It is clear that in 2017 there are still numerous, complex challenges facing the social care system, those making use of it, and those working as part of it, and, it is also clear, that a large part of the problem is limited investment.
So, what to do? Pressure local authorities to better fund social care? With what money? Pressure Scottish Government to better fund Local Authorities? With what money? Set out a shared vision, based on the insight, experience, knowledge, expertise and passion of social care users, workers and leaders across the sector? And then hope that those in charge will sit up, take notice and find the money?

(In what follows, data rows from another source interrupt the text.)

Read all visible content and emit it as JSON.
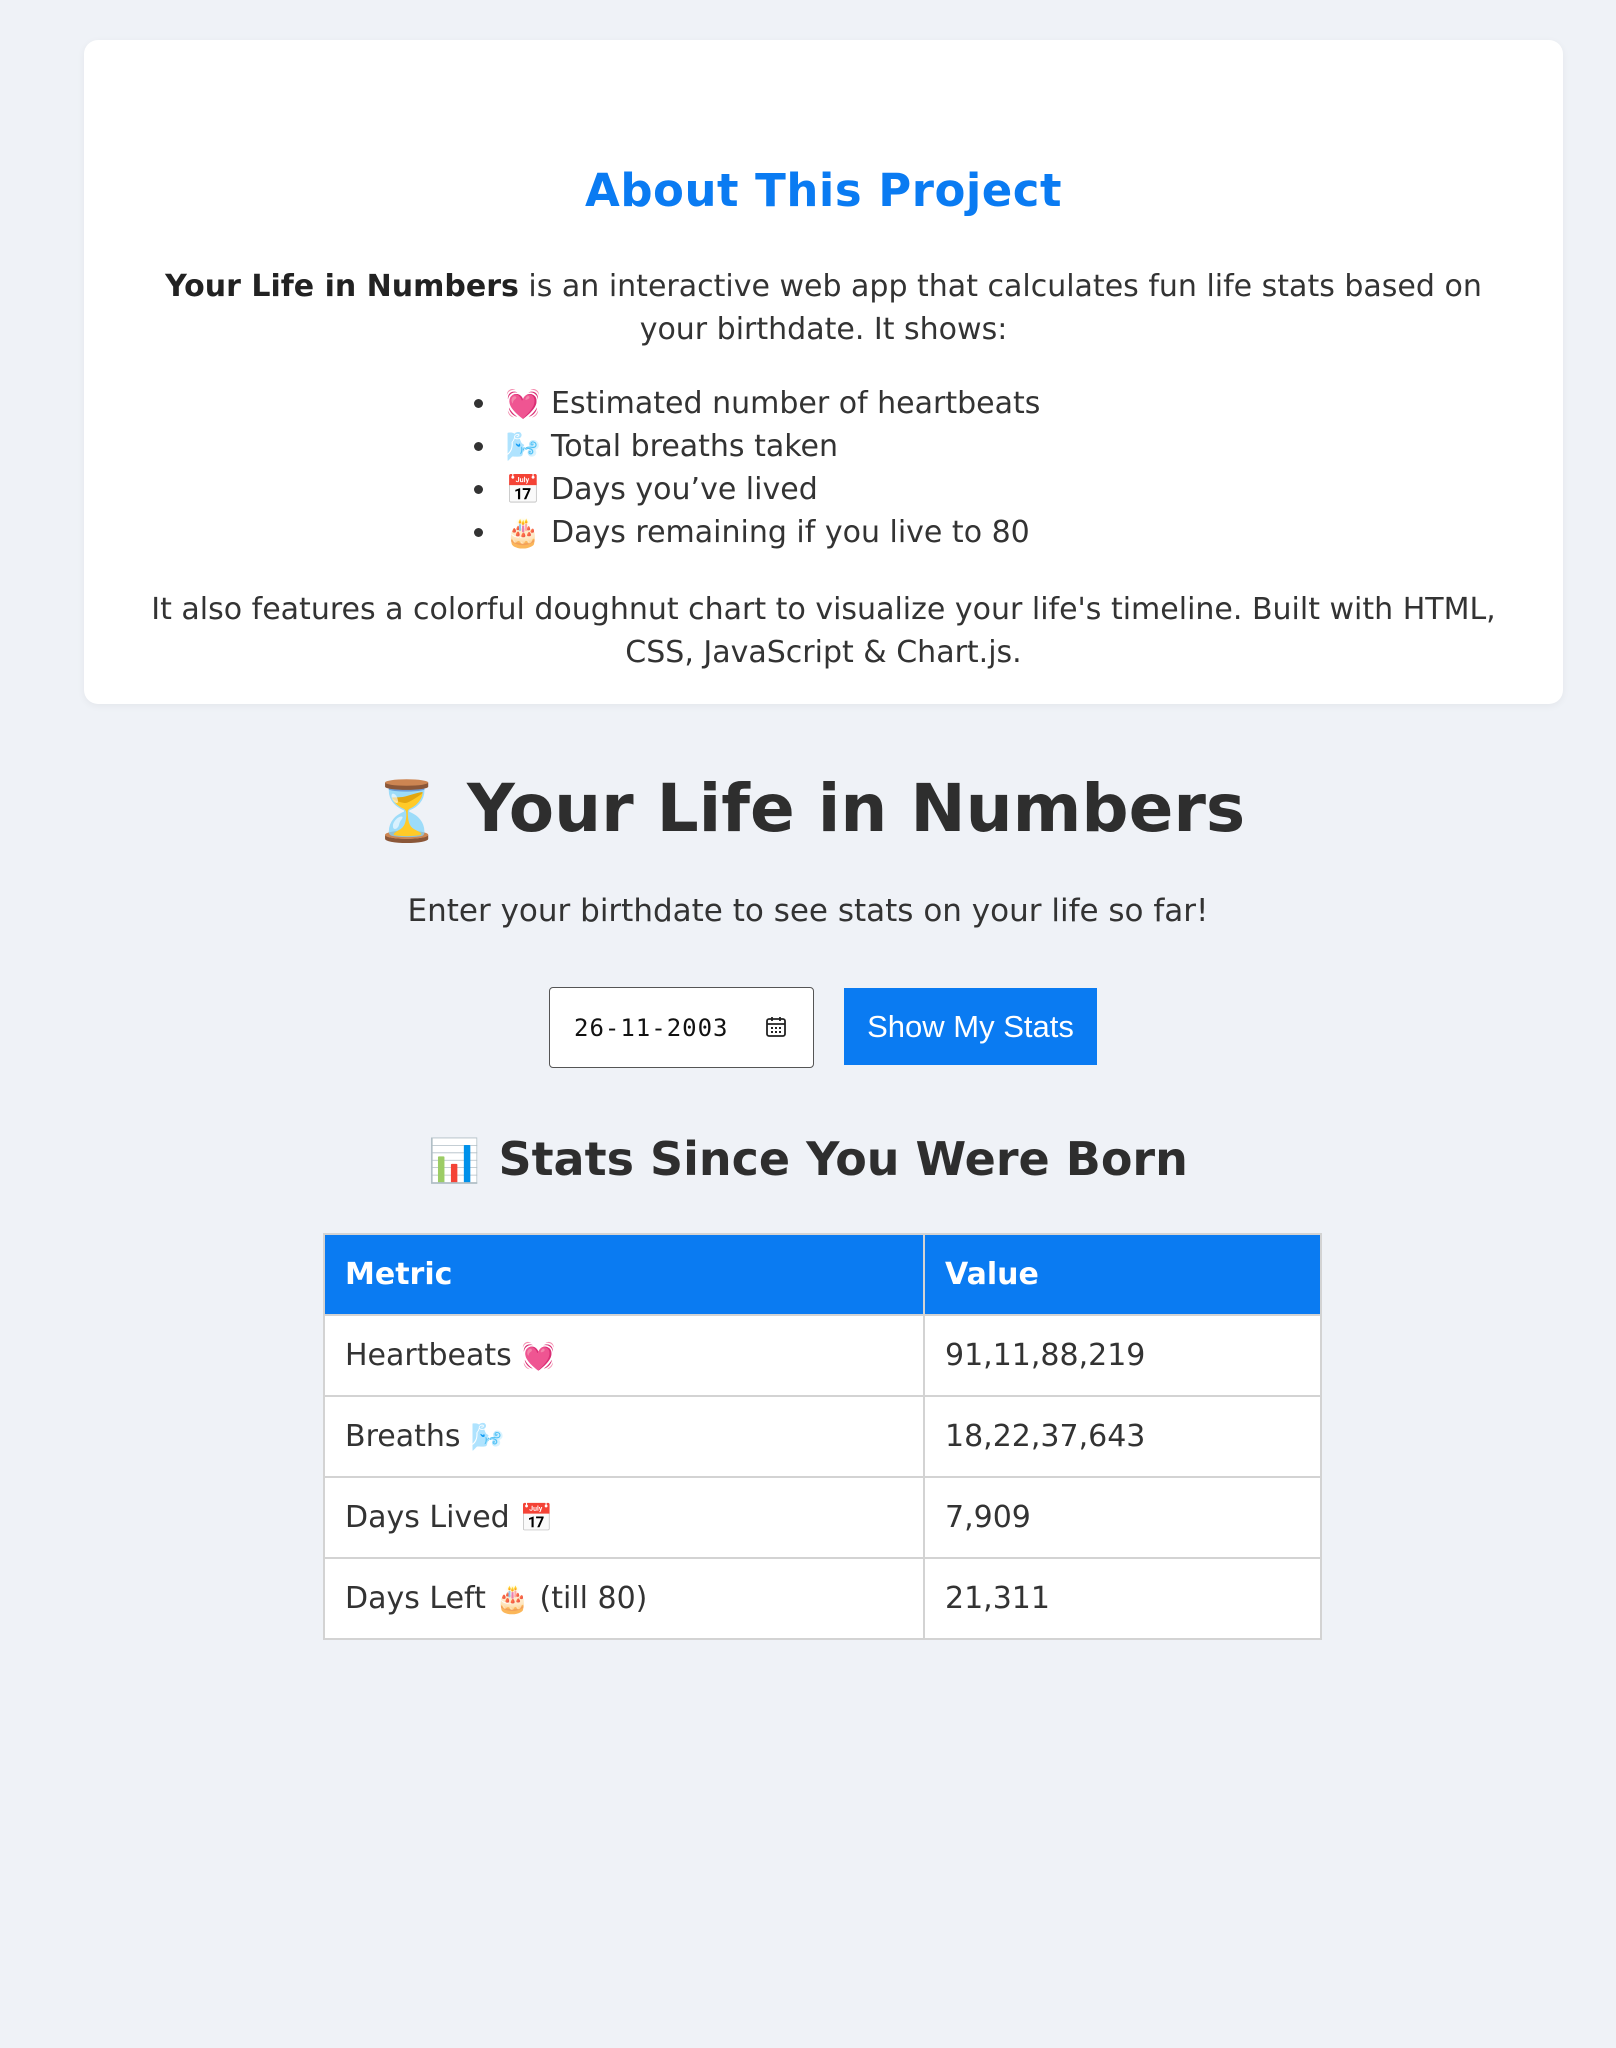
{
  "about": {
    "title": "About This Project",
    "intro_bold": "Your Life in Numbers",
    "intro_rest": " is an interactive web app that calculates fun life stats based on your birthdate. It shows:",
    "features": [
      {
        "emoji": "💓",
        "icon": "heart-icon",
        "text": "Estimated number of heartbeats"
      },
      {
        "emoji": "🌬️",
        "icon": "breath-icon",
        "text": "Total breaths taken"
      },
      {
        "emoji": "📅",
        "icon": "calendar-icon",
        "text": "Days you’ve lived"
      },
      {
        "emoji": "🎂",
        "icon": "cake-icon",
        "text": "Days remaining if you live to 80"
      }
    ],
    "outro": "It also features a colorful doughnut chart to visualize your life's timeline. Built with HTML, CSS, JavaScript & Chart.js."
  },
  "app": {
    "title_emoji": "⏳",
    "title": "Your Life in Numbers",
    "subtitle": "Enter your birthdate to see stats on your life so far!",
    "date_value": "26-11-2003",
    "button_label": "Show My Stats"
  },
  "stats": {
    "title_emoji": "📊",
    "title": "Stats Since You Were Born",
    "headers": [
      "Metric",
      "Value"
    ],
    "rows": [
      {
        "metric": "Heartbeats",
        "emoji": "💓",
        "suffix": "",
        "value": "91,11,88,219"
      },
      {
        "metric": "Breaths",
        "emoji": "🌬️",
        "suffix": "",
        "value": "18,22,37,643"
      },
      {
        "metric": "Days Lived",
        "emoji": "📅",
        "suffix": "",
        "value": "7,909"
      },
      {
        "metric": "Days Left",
        "emoji": "🎂",
        "suffix": "(till 80)",
        "value": "21,311"
      }
    ]
  },
  "colors": {
    "accent": "#0a7bf2",
    "background": "#eff2f7",
    "card": "#ffffff"
  }
}
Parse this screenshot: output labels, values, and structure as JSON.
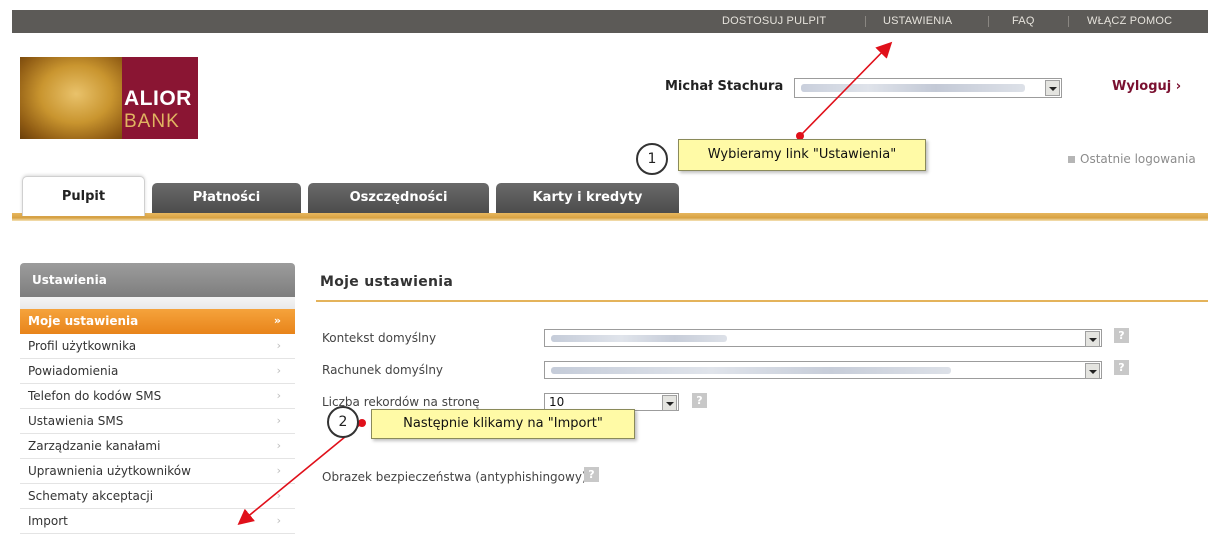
{
  "topnav": {
    "customize": "DOSTOSUJ PULPIT",
    "settings": "USTAWIENIA",
    "faq": "FAQ",
    "help": "WŁĄCZ POMOC"
  },
  "logo": {
    "line1": "ALIOR",
    "line2": "BANK"
  },
  "user": {
    "name": "Michał Stachura",
    "logout": "Wyloguj ›",
    "last_logins": "Ostatnie logowania"
  },
  "tabs": [
    "Pulpit",
    "Płatności",
    "Oszczędności",
    "Karty i kredyty"
  ],
  "sidebar": {
    "title": "Ustawienia",
    "items": [
      {
        "label": "Moje ustawienia",
        "arrow": "»"
      },
      {
        "label": "Profil użytkownika",
        "arrow": "›"
      },
      {
        "label": "Powiadomienia",
        "arrow": "›"
      },
      {
        "label": "Telefon do kodów SMS",
        "arrow": "›"
      },
      {
        "label": "Ustawienia SMS",
        "arrow": "›"
      },
      {
        "label": "Zarządzanie kanałami",
        "arrow": "›"
      },
      {
        "label": "Uprawnienia użytkowników",
        "arrow": "›"
      },
      {
        "label": "Schematy akceptacji",
        "arrow": "›"
      },
      {
        "label": "Import",
        "arrow": "›"
      }
    ]
  },
  "main": {
    "title": "Moje ustawienia",
    "fields": {
      "context_label": "Kontekst domyślny",
      "account_label": "Rachunek domyślny",
      "records_label": "Liczba rekordów na stronę",
      "records_value": "10",
      "security_image_label": "Obrazek bezpieczeństwa (antyphishingowy)"
    },
    "help_glyph": "?"
  },
  "callouts": {
    "step1_number": "1",
    "step1_text": "Wybieramy link \"Ustawienia\"",
    "step2_number": "2",
    "step2_text": "Następnie klikamy na \"Import\""
  },
  "colors": {
    "accent_orange": "#e8841a",
    "brand_burgundy": "#8a1533",
    "callout_yellow": "#fffaa6",
    "arrow_red": "#e0101a"
  },
  "icons": [
    "lock-icon",
    "help-icon",
    "dropdown-arrow-icon",
    "chevron-right-icon"
  ]
}
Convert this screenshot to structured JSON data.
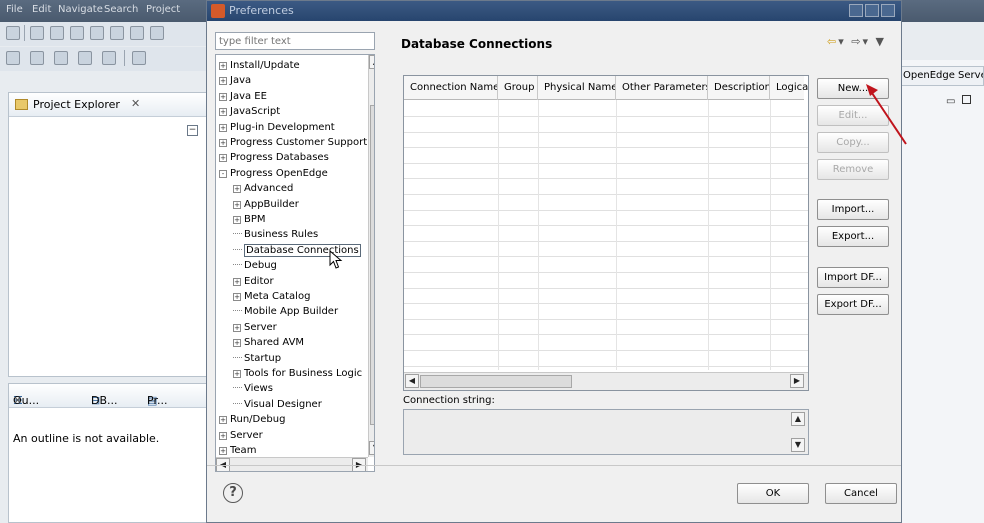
{
  "eclipse": {
    "menu": [
      "File",
      "Edit",
      "Navigate",
      "Search",
      "Project"
    ],
    "project_explorer": {
      "title": "Project Explorer"
    },
    "outline": {
      "tabs": [
        "Ou...",
        "DB...",
        "Pr..."
      ],
      "message": "An outline is not available."
    },
    "right_tab": "OpenEdge Server"
  },
  "dialog": {
    "title": "Preferences",
    "filter_placeholder": "type filter text",
    "page_title": "Database Connections",
    "tree": [
      {
        "label": "Install/Update",
        "level": 0,
        "expander": "+"
      },
      {
        "label": "Java",
        "level": 0,
        "expander": "+"
      },
      {
        "label": "Java EE",
        "level": 0,
        "expander": "+"
      },
      {
        "label": "JavaScript",
        "level": 0,
        "expander": "+"
      },
      {
        "label": "Plug-in Development",
        "level": 0,
        "expander": "+"
      },
      {
        "label": "Progress Customer Support",
        "level": 0,
        "expander": "+"
      },
      {
        "label": "Progress Databases",
        "level": 0,
        "expander": "+"
      },
      {
        "label": "Progress OpenEdge",
        "level": 0,
        "expander": "-"
      },
      {
        "label": "Advanced",
        "level": 1,
        "expander": "+"
      },
      {
        "label": "AppBuilder",
        "level": 1,
        "expander": "+"
      },
      {
        "label": "BPM",
        "level": 1,
        "expander": "+"
      },
      {
        "label": "Business Rules",
        "level": 1,
        "expander": ""
      },
      {
        "label": "Database Connections",
        "level": 1,
        "expander": "",
        "selected": true
      },
      {
        "label": "Debug",
        "level": 1,
        "expander": ""
      },
      {
        "label": "Editor",
        "level": 1,
        "expander": "+"
      },
      {
        "label": "Meta Catalog",
        "level": 1,
        "expander": "+"
      },
      {
        "label": "Mobile App Builder",
        "level": 1,
        "expander": ""
      },
      {
        "label": "Server",
        "level": 1,
        "expander": "+"
      },
      {
        "label": "Shared AVM",
        "level": 1,
        "expander": "+"
      },
      {
        "label": "Startup",
        "level": 1,
        "expander": ""
      },
      {
        "label": "Tools for Business Logic",
        "level": 1,
        "expander": "+"
      },
      {
        "label": "Views",
        "level": 1,
        "expander": ""
      },
      {
        "label": "Visual Designer",
        "level": 1,
        "expander": ""
      },
      {
        "label": "Run/Debug",
        "level": 0,
        "expander": "+"
      },
      {
        "label": "Server",
        "level": 0,
        "expander": "+"
      },
      {
        "label": "Team",
        "level": 0,
        "expander": "+"
      }
    ],
    "table": {
      "columns": [
        "Connection Name",
        "Group",
        "Physical Name",
        "Other Parameters",
        "Description",
        "Logica"
      ]
    },
    "buttons": {
      "new": "New...",
      "edit": "Edit...",
      "copy": "Copy...",
      "remove": "Remove",
      "import": "Import...",
      "export": "Export...",
      "import_df": "Import DF...",
      "export_df": "Export DF..."
    },
    "connection_string_label": "Connection string:",
    "ok": "OK",
    "cancel": "Cancel",
    "help_symbol": "?"
  },
  "colors": {
    "title_bar": "#27456e",
    "annotation_arrow": "#c0141c"
  }
}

Whilst politicians have minds and morals of their own, they may be more focussed when they see strong public support for any particular issue (so I’m told). A recent survey by the King’s Fund, https://www.kingsfund.org.uk/publications/what-does-public-think-about-nhs, said that ‘A clear majority (66%) of adults are willing to pay more of their own taxes to fund the NHS’, and I wonder how many of those adults fully understand the interplay between the NHS and social care? If they did, would they see that more money injected into social care would save millions for the NHS in the long term? Would they support that? And will those in positions of power seize the opportunity to help the public understand these complexities and ask for their support to do what is not just sensible, practical and necessary, but also simply right?
Since Christie, http://www.gov.scot/resource/doc/352649/0118638.pdf, we all know that the focus must be on prioritising preventative measures, and greater investment into social care has a crucial role here. But rights, and what is right, are even more important. As a society, when we recognise that disability is created by the systemic barriers arising from our collective decisions and approaches, we also see that it is our collective responsibility to contribute to sustained public investment in the development of a modern, nationwide infrastructure of social care support. Of course, it is not just about money, and there is much more work to be done, but a focus on meeting only basic needs, driven by a necessity to make each pound stretch further, denies the wider thinking about the real role that social care has in our society today. Our Shared Ambition for the future of Social Care Support in Scotland http://www.socialcareambition.co.uk/ says that social care is about human rights, about having a life, about people being in control, about high expectations at a national level with the space for local flexibility, about a fairly treated, sustainable workforce and about the best use of public resources. Mostly, social care is about equality.
Society as a whole may still have some growth to do here, but our leaders, no doubt, can take the current thinking on NHS funding and run with it. The right leadership, at every level, can help the public understand the natural conclusions from that line of thinking, that in a truly integrated system, greater taxation to better fund the NHS means ensuring enough of that money reaches social care and, in fact, is the only way to make integration of health and social care a genuine success.
What do you think? #soccareambition